“I think that most of the time with these movies, less is more,” Sánchez says. “Tension just seems to be a lot quieter. It doesn’t have to be as big. We did everything we could with sound design, twigs, and tiny handprints on Blair Witch. As soon as you start getting too big, it starts losing its believability. At the same time, you have to keep it interesting. Sometimes found footage movies fall into people talking, and most people don’t sit around taping each other talking. It can be boring to see that. So you have to really fight yourself from either super unrealistic cinema moments or being boring. Exists has a few cinematic elements I just couldn’t resist, but the general rule with found footage is keep those to a minimum.”
Marcel Sarmiento is the young director behind horror movies like Deadgirl and the short film Dogfight from that other anthology horror series, The ABCs of Death. When Sarmiento first met with Miska about working on the latest installment of V/H/S, he pitched the idea of taking the premise on the road–literally, with a runaway ice cream truck that inspires viral videos–making it quicker and more action-oriented. The wraparound story he ultimately created takes V/H/S in a new direction, even if the series’ future is uncertain. It was his first time making a found footage horror movie.

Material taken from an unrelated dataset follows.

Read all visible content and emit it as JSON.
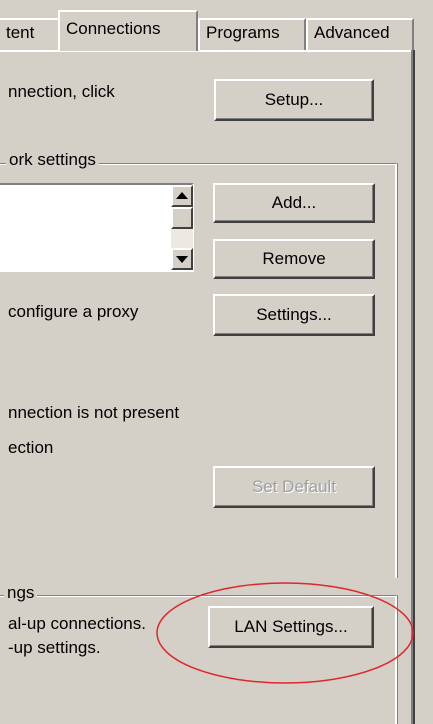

The Thanksgiving Dinner School of Non-Acting
There is a specific style of acting that works in found footage, and it looks a lot more like general camera awareness than it does like theatrical acting.
“You want your actors to perform for the camera in a way that we all know that they’ve become accustomed to performing when you realize you’re on camera,” Sarmiento says. “We all do that whether it’s around the table at Thanksgiving or whatever. We all know when we’re on camera. But at the same time you want your actors to not be so aware of the camera that they bring your attention to the camera, because you want them to get lost in the situation they are in as though you just happen to be filming it. And it’s sort of a tricky balance because we as an audience won’t get lost in it either if the actor is too aware that they’re shooting.”
Invent a Reason To Use Multiple Cameras
In one of the grossest moments in the entire V/H/S series, an unfortunate young man becomes attached to a moving vehicle and dragged down the highway as his friends look on. Things do not end well for him. But at least his predicament shows how scenes can become more dynamic when there’s a reason to have multiple cameras filming.
“In that scene, all these kids are out on their bikes trying to film something. We tried really had to make sure there’s never anything that wasn’t either on a kid’s helmet from his bike or from the kid being dragged,” Sarmiento says. “The idea was to keep them moving and to keep the bicyclist interweaving between the police cars. We sort of tricked the same motion you’d probably see in an action scene from a traditional movie, where they’d have a camera mounted on a car that would swerve all around. We tried to do the same thing but it just had to be justified. The difference here also is that because it’s found footage we were really actually using Go Pros and this camera system called the Novo and this other camera system called the SI-2K.You don’t have to work too hard to degrade the image because, with that kind of stunt, you’re challenged enough with just what you’re doing.”